Bit by bit the puzzle pieces are finding their way back together to form a living, breathing iron horse and soon #1385 will again be the Whistle on the Wind!
In the shadow of the COVID-19 pandemic and its resulting shutdowns over the past few months, we have been fortunate SPEC Machine has been able to work on the Chicago & North Western #1385 at all. Many of the things done during this time period has been measuring, fitting and design work that provides little to no visual change to the locomotive which makes progress reporting a bit more difficult.
That said, the boiler and smoke box have been positioned which allows for the furnace bearers to be made. The boiler is fixed solidly to the smokebox and cylinders but like so many other things, steel expands as it gets hotter. When the 1385 is fired up it will start at ambient temperature but when it reaches a full head of steam of 200 PSI the boiler will be about 388° F. This will cause the boiler to grow in length.
To accommodate this, the rest of the boiler and the front corners of the firebox rest on a pair of bronze shoes called furnace bearers. The shoes bolt to tabs welded to the front-bottom of the mudring. These shoes allow the boiler to freely expand and contract as needed while still being supported by the locomotive frame.
The below photos show the tab as well as the top part of the shoe holder that will support the weight of the boiler.
Detail view of furnace bearer. Pete Deets photo.
View of furnace bearer. Pete Deets photo.
View of both furnace bearers. Pete Deets photo.
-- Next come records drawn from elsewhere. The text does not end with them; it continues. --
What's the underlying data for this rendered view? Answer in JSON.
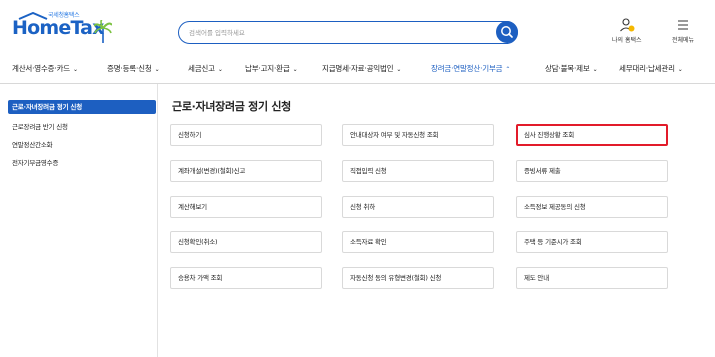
{
  "header": {
    "logo_small": "국세청홈택스",
    "logo_main": "HomeTax",
    "search_placeholder": "검색어를 입력하세요",
    "my_hometax_label": "나의 홈택스",
    "all_menu_label": "전체메뉴"
  },
  "nav": {
    "items": [
      {
        "label": "계산서·영수증·카드"
      },
      {
        "label": "증명·등록·신청"
      },
      {
        "label": "세금신고"
      },
      {
        "label": "납부·고지·환급"
      },
      {
        "label": "지급명세·자료·공익법인"
      },
      {
        "label": "장려금·연말정산·기부금"
      },
      {
        "label": "상담·불복·제보"
      },
      {
        "label": "세무대리·납세관리"
      }
    ],
    "active_index": 5
  },
  "sidebar": {
    "items": [
      {
        "label": "근로·자녀장려금 정기 신청"
      },
      {
        "label": "근로장려금 반기 신청"
      },
      {
        "label": "연말정산간소화"
      },
      {
        "label": "전자기부금영수증"
      }
    ]
  },
  "main": {
    "title": "근로·자녀장려금 정기 신청",
    "cards": [
      {
        "label": "신청하기"
      },
      {
        "label": "안내대상자 여부 및 자동신청 조회"
      },
      {
        "label": "심사 진행상황 조회"
      },
      {
        "label": "계좌개설(변경)(철회)신고"
      },
      {
        "label": "직접입력 신청"
      },
      {
        "label": "증빙서류 제출"
      },
      {
        "label": "계산해보기"
      },
      {
        "label": "신청 취하"
      },
      {
        "label": "소득정보 제공동의 신청"
      },
      {
        "label": "신청확인(취소)"
      },
      {
        "label": "소득자료 확인"
      },
      {
        "label": "주택 등 기준시가 조회"
      },
      {
        "label": "승용차 가액 조회"
      },
      {
        "label": "자동신청 동의 유형변경(철회) 신청"
      },
      {
        "label": "제도 안내"
      }
    ]
  },
  "colors": {
    "brand_blue": "#1d5fc1",
    "highlight_red": "#e21b2a",
    "tree_green": "#7cc242",
    "notify_yellow": "#f5b800"
  }
}
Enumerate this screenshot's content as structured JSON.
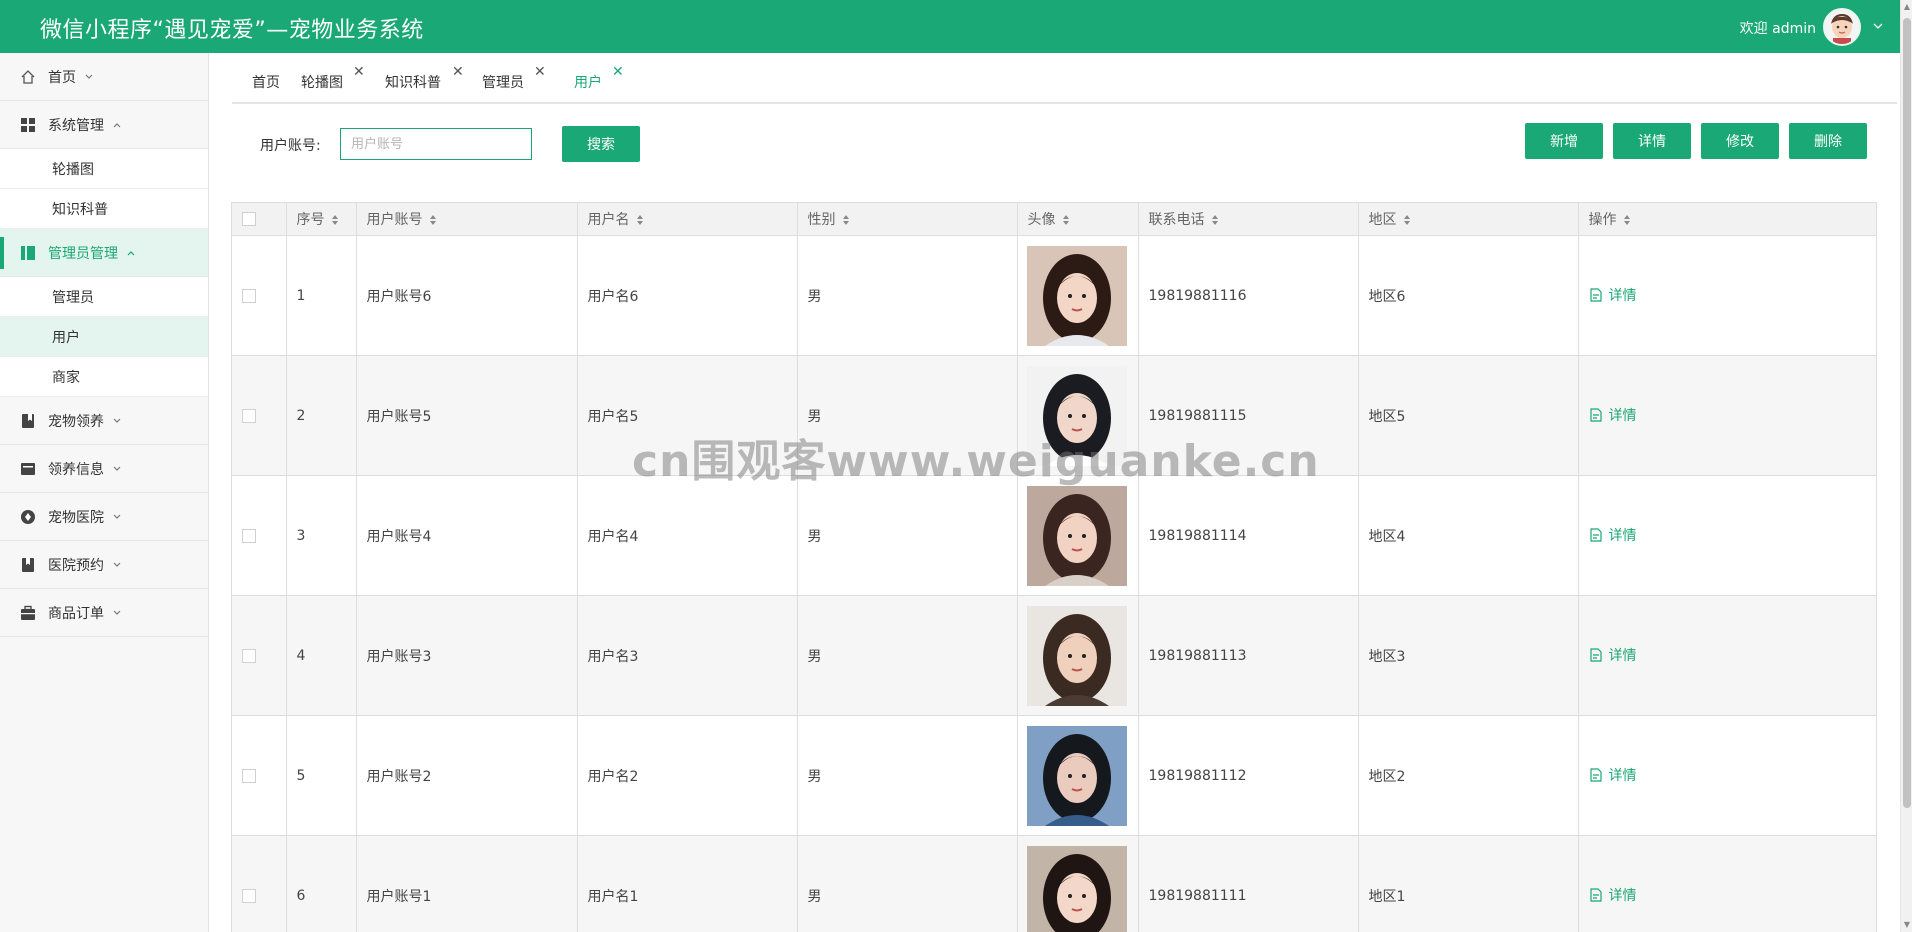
{
  "header": {
    "title": "微信小程序“遇见宠爱”—宠物业务系统",
    "welcome": "欢迎 admin"
  },
  "sidebar": {
    "items": [
      {
        "label": "首页",
        "icon": "home-icon",
        "expanded": false
      },
      {
        "label": "系统管理",
        "icon": "grid-icon",
        "expanded": true,
        "children": [
          "轮播图",
          "知识科普"
        ]
      },
      {
        "label": "管理员管理",
        "icon": "admin-icon",
        "expanded": true,
        "active": true,
        "children": [
          "管理员",
          "用户",
          "商家"
        ]
      },
      {
        "label": "宠物领养",
        "icon": "book-icon",
        "expanded": false
      },
      {
        "label": "领养信息",
        "icon": "card-icon",
        "expanded": false
      },
      {
        "label": "宠物医院",
        "icon": "hospital-icon",
        "expanded": false
      },
      {
        "label": "医院预约",
        "icon": "bookmark-icon",
        "expanded": false
      },
      {
        "label": "商品订单",
        "icon": "briefcase-icon",
        "expanded": false
      }
    ],
    "selected_sub": "用户"
  },
  "tabs": [
    {
      "label": "首页",
      "closable": false
    },
    {
      "label": "轮播图",
      "closable": true
    },
    {
      "label": "知识科普",
      "closable": true
    },
    {
      "label": "管理员",
      "closable": true
    },
    {
      "label": "用户",
      "closable": true,
      "current": true
    }
  ],
  "search": {
    "label": "用户账号:",
    "placeholder": "用户账号",
    "value": "",
    "button": "搜索"
  },
  "actions": [
    "新增",
    "详情",
    "修改",
    "删除"
  ],
  "table": {
    "columns": [
      "序号",
      "用户账号",
      "用户名",
      "性别",
      "头像",
      "联系电话",
      "地区",
      "操作"
    ],
    "rows": [
      {
        "no": "1",
        "account": "用户账号6",
        "name": "用户名6",
        "gender": "男",
        "phone": "19819881116",
        "region": "地区6",
        "op": "详情"
      },
      {
        "no": "2",
        "account": "用户账号5",
        "name": "用户名5",
        "gender": "男",
        "phone": "19819881115",
        "region": "地区5",
        "op": "详情"
      },
      {
        "no": "3",
        "account": "用户账号4",
        "name": "用户名4",
        "gender": "男",
        "phone": "19819881114",
        "region": "地区4",
        "op": "详情"
      },
      {
        "no": "4",
        "account": "用户账号3",
        "name": "用户名3",
        "gender": "男",
        "phone": "19819881113",
        "region": "地区3",
        "op": "详情"
      },
      {
        "no": "5",
        "account": "用户账号2",
        "name": "用户名2",
        "gender": "男",
        "phone": "19819881112",
        "region": "地区2",
        "op": "详情"
      },
      {
        "no": "6",
        "account": "用户账号1",
        "name": "用户名1",
        "gender": "男",
        "phone": "19819881111",
        "region": "地区1",
        "op": "详情"
      }
    ]
  },
  "watermark": "cn围观客www.weiguanke.cn",
  "colors": {
    "accent": "#1aa876",
    "active_bg": "#e4f4ee"
  }
}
On the fundraising front, the 1385 project was recently the recipient of a $7,000 donation from the Bluewater Michigan Chapter of the National Railway Historical Society. While this is good news for the 1385, it sadly was donated as part of the Chapter’s dissolution and distribution of assets. The Bluewater Chapter was established in 1982 and was well known in railroad circles for operating many successful mainline passenger excursions around the Midwest, helping to bring railroading to the public. The Chapter faced tough times in recent years as mainline excursions became more challenging to operate for a variety of reasons, ultimately leading the group to dissolve the Chapter last year. We salute the Bluewater Chapter members for their amazing work over the years and are appreciative of this final act of generosity toward Mid-Continent’s 1385 program.